I received my B.S. from Northwestern in 2002 and a PhD from the University of California Irvine in 2007.
How many years have you been a member of AIChE?
Since 2003 I think...so 17 years.
Tell us a bit about your job and your job responsibilities. What’s a typical day at work?
As a faculty member, a typical day for me is full of student mentorship, reading the latest research papers in my area, perhaps working on some grant and/or paper writing, and teaching.
Right now during the COVID-19 pandemic, I am spending my entire day on Zoom!
Tell us a bit about your experience as an out LGBTQIA+ professional working in engineering.
My experience has been fantastic. I have been blessed to have amazing, supportive, and collaborative colleagues. I'm also lucky to live in a very liberal area of the US.
When I was looking for tenure-track jobs, being able to work at an excellent institution while also living in a welcoming area was very important to me. This was a primary factor when I chose to accept my offer at UMass.
I have found everyone here to be supportive of LGBTQIA+ issues across the board: from faculty to staff to students and beyond.
...We all need to serve as advocates for other members of the LGBTQIA+ community as well as for members of other underrepresented and underserved groups. Be as active as you can in LGBTQIA+ groups in your professional societies, but also be an advocate for groups you may not be a member of... You don’t have to identify as a member of a community to advocate for them.
What are the most important issues that LGBTQIA+ engineers deal with in the workplace today?
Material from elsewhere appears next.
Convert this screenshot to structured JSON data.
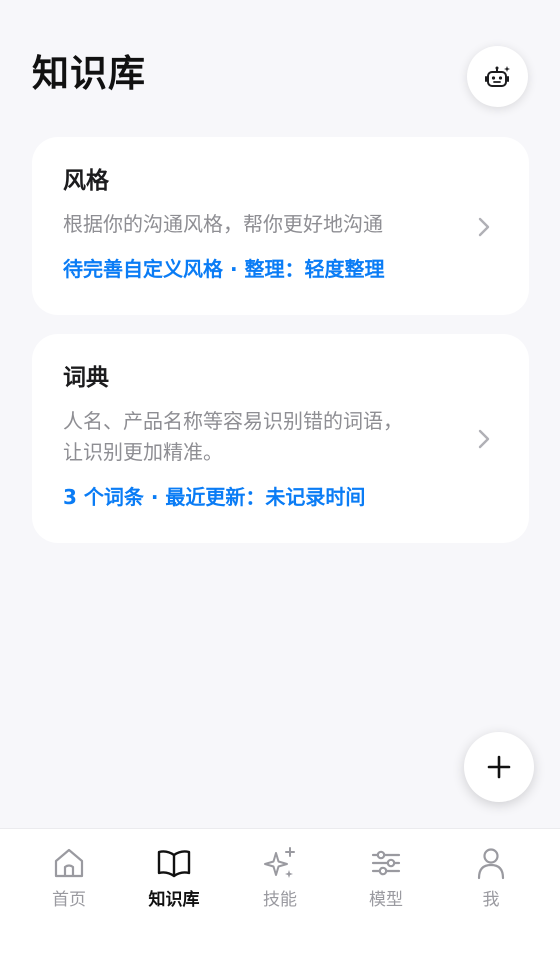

In my opinion it’s recognizing and alerting oneself and each other to implicit bias. Throughout or lives, we all have unique experiences that shape our perspective in the world. This is neither good nor bad, but it does lead each of us to bias when we form new relationships, evaluate each other, and even evaluate science.
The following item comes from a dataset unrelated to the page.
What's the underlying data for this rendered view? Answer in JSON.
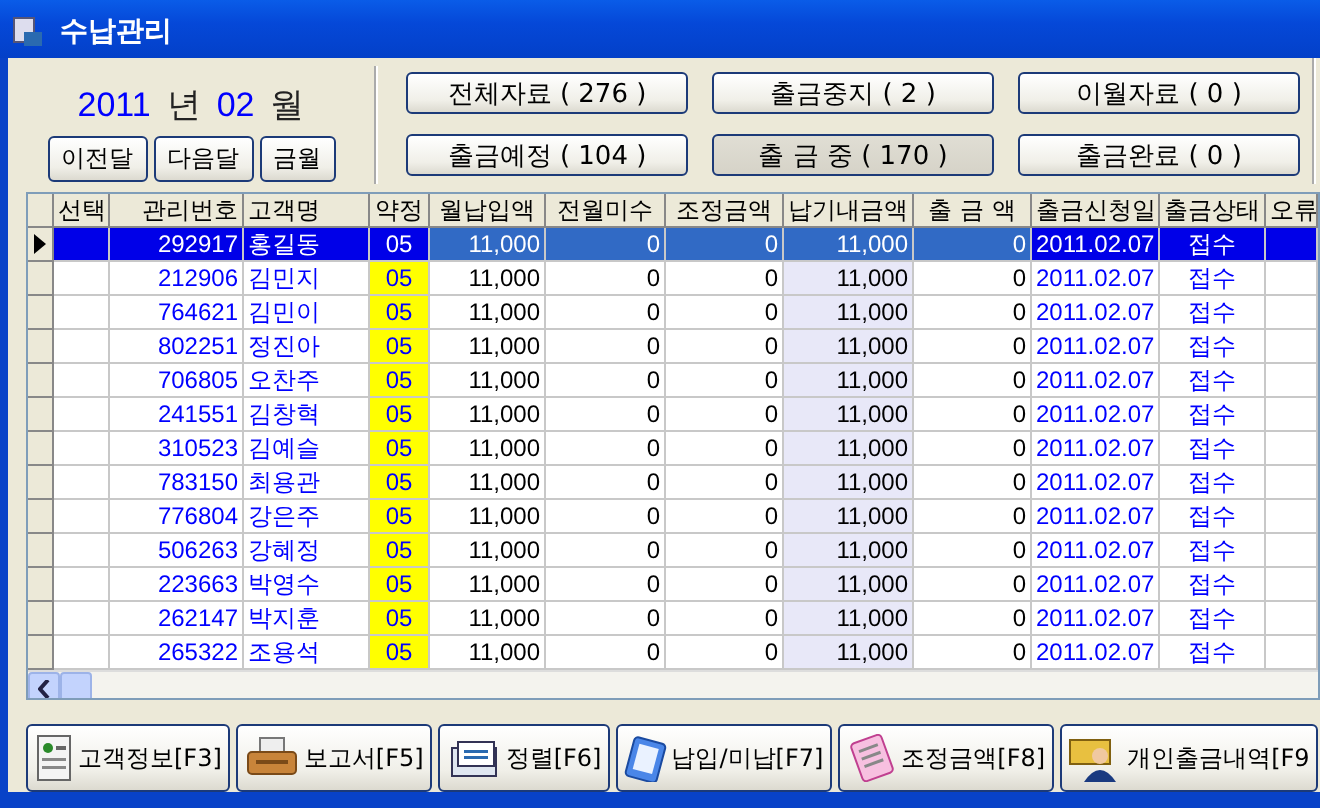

We can’t necessarily eliminate all biases, but we can be aware of our own bias and try to adjust for that when we make decisions.
I would add that we all need to serve as advocates for other members of the LGBTQIA+ community as well as for members of other underrepresented and underserved groups.
Be as active as you can in LGBTQIA+ groups in your professional societies, but also be an advocate for groups you may not be a member of, such as those serving folks in underreresented-minority groups, or if you identify as male, for women in science groups. You don’t have to identify as a member of a community to advocate for them.
Do you know others in the profession who struggle with being out in today's workplace?
Not at UMass, but I do know plenty of folks through my professional societies who are either not out or struggle with being out, yes. Since others have struggled more than I (I have been very lucky), and struggle more than others, it is paramount to be an advocate.
How can peers who are allies, and members of management and leadership who are allies, help foster a more inclusive environment for LGBTQIA+ chemical engineers?
Acknowledge bias, as I talked about above, and be an advocate for folks within and outside your circles! Be outspoken if you feel safe to do so!
Does your organization do anything to foster inclusivity for LGBTQIA+ people? If so, please describe?
We have a very active oSTEM community here for students. For faculty, that’s not as visible, but the student community is strong.
Tell us a bit about your personal life.
I live in Amherst, MA, and I married my wife in 2016. We met playing competitive ultimate frisbee in Boston, and we’ve been together for 11 years.
We sometimes still play frisbee with friends but just for fun now. We enjoy eating fresh eggs from our chickens, hiking, board games, traveling (not now!), cooking, and exploring craft beers in New England.
Do you have a coming out story you'd like to share?
I called my parents on National Coming Out Day when I was a first-year graduate student. They already knew…. But it felt great to say it out loud!
Do you have a story about an effective or inspirational professional ally you’d like to share?
Naomi Chesler has been an amazing professional ally. She is a faculty member at the University of Wisconsin, and she encouraged me to start the LGBTQIA+ session at the Biomedical Engineering Society national meeting. I was very nervous to do this as an untenured faculty member, but I’m so thankful she encouraged me to do it. I’m so happy to have this professional community and have her to thank for that!
Gaydar: Does it exist?
Sometimes! Pay attention to whether they’re wearing comfortable shoes!
Join AIChE's LGBTQ+ & Allies Online Community
This community is open to professional AIChE members who are LGBTQ+ and allies. Topics of discussion will include the ongoing development of LGBTQ+ initiatives at AIChE, plus issues concerning, and opportunities for, LGBTQ+ chemical engineering professionals.
Learn more about AIChE's Diversity and Inclusion Initiatives.
Interested in helping?
Are you an LGBTQ+ chemical engineer and AIChE member interested in sharing your story to help create awareness around diversity and inclusion? Are you an LGBTQ+ ally interested in helping with diversity and inclusion efforts? Send us a note at email@example.com with the subject "Diversity and Inclusion."